── Records for this exercise ──
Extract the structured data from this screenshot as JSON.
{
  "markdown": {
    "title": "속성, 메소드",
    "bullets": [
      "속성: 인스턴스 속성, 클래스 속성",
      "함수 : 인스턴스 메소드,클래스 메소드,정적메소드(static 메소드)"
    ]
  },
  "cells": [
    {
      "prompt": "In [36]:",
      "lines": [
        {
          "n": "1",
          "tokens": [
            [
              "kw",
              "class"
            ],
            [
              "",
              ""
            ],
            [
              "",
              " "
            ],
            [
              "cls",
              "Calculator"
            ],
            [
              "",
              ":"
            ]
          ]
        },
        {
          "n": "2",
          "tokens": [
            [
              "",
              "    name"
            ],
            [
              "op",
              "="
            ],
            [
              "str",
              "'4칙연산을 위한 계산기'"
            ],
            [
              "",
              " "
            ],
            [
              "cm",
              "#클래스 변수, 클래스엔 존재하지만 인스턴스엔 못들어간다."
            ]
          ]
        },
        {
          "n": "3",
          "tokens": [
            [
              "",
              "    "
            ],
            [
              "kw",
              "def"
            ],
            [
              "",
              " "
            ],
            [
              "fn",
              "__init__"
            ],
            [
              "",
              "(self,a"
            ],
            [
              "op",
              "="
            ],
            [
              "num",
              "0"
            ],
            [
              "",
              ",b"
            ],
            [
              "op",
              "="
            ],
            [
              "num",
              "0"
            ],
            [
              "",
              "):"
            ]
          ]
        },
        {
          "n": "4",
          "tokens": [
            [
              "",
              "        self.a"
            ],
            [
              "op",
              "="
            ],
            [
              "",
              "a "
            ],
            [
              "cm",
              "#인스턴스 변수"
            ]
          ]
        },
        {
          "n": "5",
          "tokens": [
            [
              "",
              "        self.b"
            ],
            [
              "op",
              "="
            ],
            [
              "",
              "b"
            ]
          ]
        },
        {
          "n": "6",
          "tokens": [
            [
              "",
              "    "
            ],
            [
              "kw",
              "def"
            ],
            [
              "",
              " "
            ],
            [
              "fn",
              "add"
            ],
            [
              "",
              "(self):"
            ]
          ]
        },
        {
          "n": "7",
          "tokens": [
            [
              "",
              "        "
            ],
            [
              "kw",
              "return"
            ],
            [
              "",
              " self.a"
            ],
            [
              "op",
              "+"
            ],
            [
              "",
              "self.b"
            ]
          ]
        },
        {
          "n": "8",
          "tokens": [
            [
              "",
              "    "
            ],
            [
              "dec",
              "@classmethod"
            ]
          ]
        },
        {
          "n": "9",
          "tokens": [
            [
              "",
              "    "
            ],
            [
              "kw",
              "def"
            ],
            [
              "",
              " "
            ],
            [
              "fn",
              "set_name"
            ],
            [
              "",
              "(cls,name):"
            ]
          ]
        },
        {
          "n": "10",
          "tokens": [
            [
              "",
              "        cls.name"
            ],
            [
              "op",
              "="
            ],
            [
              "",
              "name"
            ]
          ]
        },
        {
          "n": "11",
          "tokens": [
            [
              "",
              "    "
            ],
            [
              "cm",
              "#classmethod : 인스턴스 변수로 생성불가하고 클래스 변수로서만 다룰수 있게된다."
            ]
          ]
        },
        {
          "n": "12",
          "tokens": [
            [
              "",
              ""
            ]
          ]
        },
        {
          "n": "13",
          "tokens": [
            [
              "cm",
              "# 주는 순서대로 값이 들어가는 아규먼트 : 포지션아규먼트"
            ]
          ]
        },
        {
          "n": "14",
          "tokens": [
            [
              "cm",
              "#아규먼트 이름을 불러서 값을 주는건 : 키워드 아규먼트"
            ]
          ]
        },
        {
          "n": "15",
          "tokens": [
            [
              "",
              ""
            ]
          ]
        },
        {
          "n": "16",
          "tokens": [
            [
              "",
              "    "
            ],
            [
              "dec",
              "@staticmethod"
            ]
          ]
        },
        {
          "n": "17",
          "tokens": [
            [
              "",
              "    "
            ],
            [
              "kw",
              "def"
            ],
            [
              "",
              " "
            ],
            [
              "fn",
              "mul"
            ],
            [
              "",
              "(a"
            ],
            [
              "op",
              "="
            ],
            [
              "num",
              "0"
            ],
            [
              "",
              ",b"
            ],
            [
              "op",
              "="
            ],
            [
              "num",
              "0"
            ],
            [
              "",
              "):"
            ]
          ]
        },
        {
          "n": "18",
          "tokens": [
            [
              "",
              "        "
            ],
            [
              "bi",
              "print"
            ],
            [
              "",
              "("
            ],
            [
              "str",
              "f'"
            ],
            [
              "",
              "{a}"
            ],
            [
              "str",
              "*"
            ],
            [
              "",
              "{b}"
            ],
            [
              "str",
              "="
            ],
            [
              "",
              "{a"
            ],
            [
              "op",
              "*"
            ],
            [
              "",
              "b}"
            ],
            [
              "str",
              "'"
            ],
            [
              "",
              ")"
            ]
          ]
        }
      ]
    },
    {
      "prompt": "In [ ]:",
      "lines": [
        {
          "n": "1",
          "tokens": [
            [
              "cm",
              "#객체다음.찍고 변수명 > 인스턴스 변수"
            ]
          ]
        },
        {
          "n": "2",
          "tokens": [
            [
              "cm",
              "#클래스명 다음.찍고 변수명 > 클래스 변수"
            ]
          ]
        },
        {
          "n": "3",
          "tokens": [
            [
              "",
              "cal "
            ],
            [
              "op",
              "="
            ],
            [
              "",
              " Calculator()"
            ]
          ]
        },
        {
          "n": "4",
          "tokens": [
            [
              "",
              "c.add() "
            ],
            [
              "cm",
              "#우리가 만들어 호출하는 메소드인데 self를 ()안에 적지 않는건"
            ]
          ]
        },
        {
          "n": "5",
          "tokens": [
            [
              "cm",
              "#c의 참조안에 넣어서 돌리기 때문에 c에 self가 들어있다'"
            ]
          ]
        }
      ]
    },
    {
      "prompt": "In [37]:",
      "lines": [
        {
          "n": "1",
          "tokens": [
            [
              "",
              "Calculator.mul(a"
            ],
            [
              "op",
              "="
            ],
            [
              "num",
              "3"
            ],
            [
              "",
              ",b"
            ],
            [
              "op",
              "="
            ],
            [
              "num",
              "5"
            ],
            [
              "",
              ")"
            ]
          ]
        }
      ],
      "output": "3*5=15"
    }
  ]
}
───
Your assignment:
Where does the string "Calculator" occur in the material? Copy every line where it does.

Expected answer:
              "Calculator"
              " Calculator()"
              "Calculator.mul(a"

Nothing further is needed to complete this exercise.